This is one of my very favourite stories. There are two things about Rebekah that I think we often miss. First, that she watered the camels. Ten camels who had just arrived from a long journey through the dessert. She pulled the water from a well in a heavy clay jar. Enough for 10 thirsty camels. I wonder how long this took her? Jar after jar after clay jar filled with heavy water. Rebekah was one very strong young woman. And I would argue that she was a large girl. In the Hebrew, she does not place the bracelets on her “arms” but on her “hands.” I wonder if perhaps the bracelets were too small to fit over her hands to her wrists? She also wore a nose ring — she was very trendy. I see her as large, powerful, full of courage and adventure, and beautiful (because it says so in the text). For all women who were led to believe that we were lacking because we were too big and too strong — our matriarch Rebekah debunks this myth.

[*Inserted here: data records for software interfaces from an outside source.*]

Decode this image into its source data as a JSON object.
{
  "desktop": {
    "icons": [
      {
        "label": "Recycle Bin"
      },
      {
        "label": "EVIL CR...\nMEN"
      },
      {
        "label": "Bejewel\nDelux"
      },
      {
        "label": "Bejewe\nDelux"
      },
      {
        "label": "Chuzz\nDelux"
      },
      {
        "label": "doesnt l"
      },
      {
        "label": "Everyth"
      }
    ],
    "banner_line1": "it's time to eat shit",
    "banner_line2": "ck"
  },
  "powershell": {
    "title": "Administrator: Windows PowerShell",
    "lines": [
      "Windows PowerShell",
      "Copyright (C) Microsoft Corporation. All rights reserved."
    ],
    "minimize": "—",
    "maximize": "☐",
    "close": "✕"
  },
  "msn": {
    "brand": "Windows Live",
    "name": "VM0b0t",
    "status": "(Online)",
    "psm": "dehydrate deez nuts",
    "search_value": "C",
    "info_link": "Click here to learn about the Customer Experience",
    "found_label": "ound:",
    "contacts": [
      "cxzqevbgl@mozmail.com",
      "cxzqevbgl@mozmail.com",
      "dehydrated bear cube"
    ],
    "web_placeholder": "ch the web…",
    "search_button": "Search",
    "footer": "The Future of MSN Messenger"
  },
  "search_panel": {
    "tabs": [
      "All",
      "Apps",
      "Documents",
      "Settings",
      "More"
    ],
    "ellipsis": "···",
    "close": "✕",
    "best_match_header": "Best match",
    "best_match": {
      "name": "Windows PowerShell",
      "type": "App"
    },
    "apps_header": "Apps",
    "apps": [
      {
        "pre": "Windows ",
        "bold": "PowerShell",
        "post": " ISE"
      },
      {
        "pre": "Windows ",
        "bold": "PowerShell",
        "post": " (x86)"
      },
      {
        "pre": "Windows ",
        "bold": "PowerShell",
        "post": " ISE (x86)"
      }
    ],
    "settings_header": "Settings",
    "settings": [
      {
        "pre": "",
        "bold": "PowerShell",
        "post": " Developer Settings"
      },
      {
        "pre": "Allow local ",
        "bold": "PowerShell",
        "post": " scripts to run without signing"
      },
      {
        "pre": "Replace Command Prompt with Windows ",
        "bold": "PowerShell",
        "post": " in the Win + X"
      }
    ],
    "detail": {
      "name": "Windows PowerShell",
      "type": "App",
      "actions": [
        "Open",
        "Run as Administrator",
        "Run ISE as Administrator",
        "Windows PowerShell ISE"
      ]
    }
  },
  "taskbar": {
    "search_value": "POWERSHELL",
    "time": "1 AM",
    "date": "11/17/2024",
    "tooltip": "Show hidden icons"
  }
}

I’m not preaching the lectionary for the rest of the summer as we are embarking on a series “Power and Privilege in the Bible and in our Lives.” However, I am still writing on the lectionary and this week I’ve focused on the very familiar verses from Matthew if anyone is as behind as I am and still sermonizing… https://rachaelkeefe.wordpress.com/2020/07/03/the-fallacy-of-a-christian-nation/